A sorry state by Trevor Plumbly

Confessionitis It’s getting more and more difficult to find a blog topic these days; there’s too much heavy stuff out there and lots of folk waiting to spread a bit of grief. Take out politics, religion, racism, sexual identity and there’s not much left to debate about with much hope of a result. We’ve become inundated with thin-ice sensitivities; down here in God’s little acre, the days of carrying stoicism to the point of walking rigour have all but disappeared in favour of orchestrated outpourings. As soon as Mea Culpa became an… Read More

Recognising excellence by Susan Grimsdell

There was an interesting story in the paper recently about one of the world’s greatest violinists and conductors, Joshua Bell.  He has played in the great concert halls of the world including Carnegie Hall and the Lincoln Centre, from the time he was a teenager.  You will pay a lot of money to attend one of his performances. Subway blues Several years ago, Joshua took his 300-year-old Stradivarius violin for which he had paid $3.5 million, and found a good spot near a subway station in Washington DC.  For the next 45… Read More

Victim of Super Insects by Angela Caldin

I’ve been the victim of a complex marketing ploy and I may take some time to recover. Back in early September, as I was paying for my shopping in Countdown, the cashier asked me if I was collecting Super Insect cards. Not wanting to miss out on anything, I said yes, and she handed me three packs. Thinking that they might be educational, I gave them to one of my granddaughters. She was fairly enthusiastic and persuaded her mother to buy the $6 album designed to house all the cards. Complexity It… Read More

Education, creativity, life and death by Angela Caldin

I was sad to see that Sir Ken Robinson, educationalist, author and speaker, had died on 21 August 2020. One of his core beliefs was that education should encourage creativity rather than stifle it and his career was focussed on unlocking the creative energy of both people and organisations. I remember a few years ago watching his TED talk ‘Do Schools Kill Creativity?’ and finding it both inspirational and funny. Apparently, Sir Ken was the most watched speaker in TED’s history and this talk was viewed online over 60 million times and… Read More

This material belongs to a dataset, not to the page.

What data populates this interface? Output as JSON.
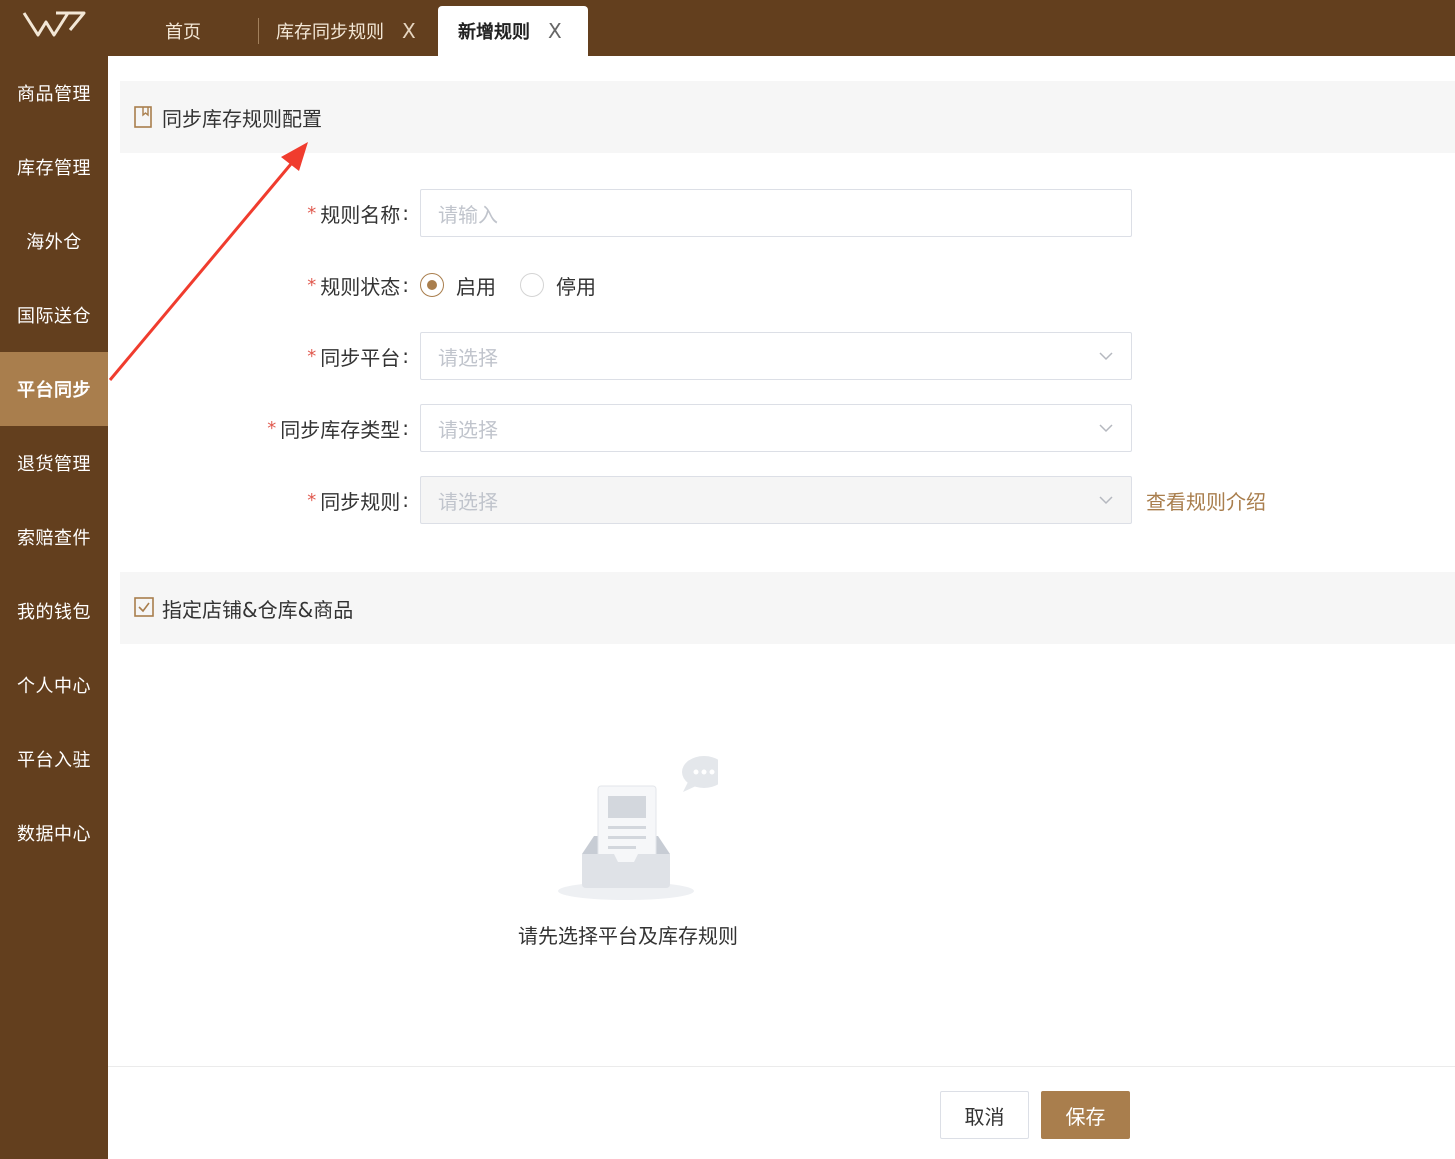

Varsity blues by Trevor Plumbly

On our annual visit to Auckland University’s Visual Science Faculty, five of us ‘blindies’ do a Q&A panel session with students as part of low vision day. I love these days; I can’t see the faces, but the energy in the theatre is contagious. However, the warm fuzzies cool down after a couple of days and I get whimsical. As a lad I never had a serious education; the income from a paper round was deemed more important to the family than a structured mind. So, ill-equipped and a little resentful, I… Read More